“I got here last night. I thought I’d be OK. But I skidded the first turn and realized I wasn’t,” Mancuso said.

Mancuso competed in the races in Hafjell, Norway, immediately following the Olympics. She skipped a pair of slaloms in Levi, Finland, over the weekend in favor of a last-minute trip to New York.

“The Olympics are quickly forgotten,” said Mancuso, who made appearances on several television shows in New York. “It was worth it, to take advantage of getting a medal, to be able to be a role model for young girls.

“In the U.S., with all the hype of the Olympics, the team had such bad media. It was kind of a tough situation. It was the general consensus of the Olympics, not just skiing, that it was a little disappointing. The big moments were definitely awesome but a lot of times there was too much drama and a lot of negativity.”

The U.S. Alpine skiers collected only two medals instead of the eight they announced as their target. Ted Ligety was the surprise winner of the combined event.

Mancuso said she will compete at nationals in Sugarloaf Ski Resort, Maine, at the end of the month, before testing various ski brands.

Paerson’s slim chances of defending her overall title were given a small boost when Janica Kostelic withdrew from the final downhill. Paerson, the Olympic bronze medalist, trails Kostelic by 254 points, but there are only four races and 400 points still up for grabs.

Olympic downhill champion Michaela Dorfmeister, who won the World Cup downhill title and will retire after this week’s finals, was second, .19 seconds behind. Fraenzi Aufdenblatten of Switzerland was third.

Croatia ski team director Vedran Pavlek said the schedule of the finals was too tight for Kostelic, who is focusing on the three other events – super-G, giant slalom and slalom.

“She’s taking a little break. It’s just too many races for her right now, at the end of the season,” Pavlek said, adding that her health was “fine.”

The Croat sat out sick for two races at the Turin Games, but still won gold in combined and silver in super-G for a record four career Olympic golds.

Only the women’s overall and giant slalom titles remain up for grabs.

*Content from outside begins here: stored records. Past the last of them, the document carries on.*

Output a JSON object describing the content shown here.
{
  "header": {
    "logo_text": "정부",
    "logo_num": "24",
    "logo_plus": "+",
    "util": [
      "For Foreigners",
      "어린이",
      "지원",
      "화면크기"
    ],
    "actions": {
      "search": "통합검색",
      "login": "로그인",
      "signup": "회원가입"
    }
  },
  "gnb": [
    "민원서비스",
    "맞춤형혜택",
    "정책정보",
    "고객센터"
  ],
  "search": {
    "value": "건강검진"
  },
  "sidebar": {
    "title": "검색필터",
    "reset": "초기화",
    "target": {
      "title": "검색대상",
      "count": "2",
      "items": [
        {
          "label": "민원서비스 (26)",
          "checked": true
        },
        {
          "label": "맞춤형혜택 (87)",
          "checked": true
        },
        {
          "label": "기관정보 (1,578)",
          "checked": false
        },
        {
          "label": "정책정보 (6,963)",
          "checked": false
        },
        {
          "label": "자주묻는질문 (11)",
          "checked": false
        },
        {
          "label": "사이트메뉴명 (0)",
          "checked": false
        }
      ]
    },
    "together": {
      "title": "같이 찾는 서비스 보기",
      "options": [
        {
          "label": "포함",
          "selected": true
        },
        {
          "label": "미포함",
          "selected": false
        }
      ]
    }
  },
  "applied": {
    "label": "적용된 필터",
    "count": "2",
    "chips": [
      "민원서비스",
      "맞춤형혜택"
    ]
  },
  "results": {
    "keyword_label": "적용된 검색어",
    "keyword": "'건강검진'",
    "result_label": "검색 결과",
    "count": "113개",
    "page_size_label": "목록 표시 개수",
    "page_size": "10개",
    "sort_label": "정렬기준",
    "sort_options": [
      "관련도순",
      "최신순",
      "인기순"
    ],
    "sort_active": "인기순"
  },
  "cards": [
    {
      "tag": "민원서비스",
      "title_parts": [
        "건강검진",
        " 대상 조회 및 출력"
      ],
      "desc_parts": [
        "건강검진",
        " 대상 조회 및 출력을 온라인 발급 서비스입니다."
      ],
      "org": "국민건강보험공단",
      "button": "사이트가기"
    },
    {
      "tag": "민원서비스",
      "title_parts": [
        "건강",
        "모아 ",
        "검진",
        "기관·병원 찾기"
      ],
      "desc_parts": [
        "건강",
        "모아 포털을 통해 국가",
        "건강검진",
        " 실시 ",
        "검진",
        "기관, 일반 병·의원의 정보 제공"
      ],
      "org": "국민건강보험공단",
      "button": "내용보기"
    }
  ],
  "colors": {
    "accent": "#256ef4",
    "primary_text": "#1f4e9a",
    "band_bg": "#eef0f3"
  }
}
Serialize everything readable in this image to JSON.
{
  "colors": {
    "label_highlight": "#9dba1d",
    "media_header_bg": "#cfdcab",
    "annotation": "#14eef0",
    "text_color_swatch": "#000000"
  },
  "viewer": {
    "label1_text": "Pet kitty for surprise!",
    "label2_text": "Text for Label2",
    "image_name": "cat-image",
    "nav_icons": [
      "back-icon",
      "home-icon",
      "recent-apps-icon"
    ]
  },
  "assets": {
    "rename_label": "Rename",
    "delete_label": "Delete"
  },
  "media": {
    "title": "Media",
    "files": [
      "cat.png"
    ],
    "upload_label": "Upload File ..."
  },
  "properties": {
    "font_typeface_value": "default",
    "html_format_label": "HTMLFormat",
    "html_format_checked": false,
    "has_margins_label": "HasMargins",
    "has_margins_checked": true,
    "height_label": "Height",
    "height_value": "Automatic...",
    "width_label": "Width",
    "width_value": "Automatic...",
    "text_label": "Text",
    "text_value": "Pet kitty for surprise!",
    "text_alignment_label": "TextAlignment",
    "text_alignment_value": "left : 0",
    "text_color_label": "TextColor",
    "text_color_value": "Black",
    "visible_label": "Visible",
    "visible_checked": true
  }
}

Dorfmeister also has secured the super-G World Cup crystal globe.

The overall title is the only thing decided on the men’s side. Benjamin Raich clinched that globe with his fourth-place finish in Saturday’s slalom in Shiga Kogen, Japan.

The women’s and men’s final downhills are slated for Wednesday, the first day of the finals, which run through Sunday.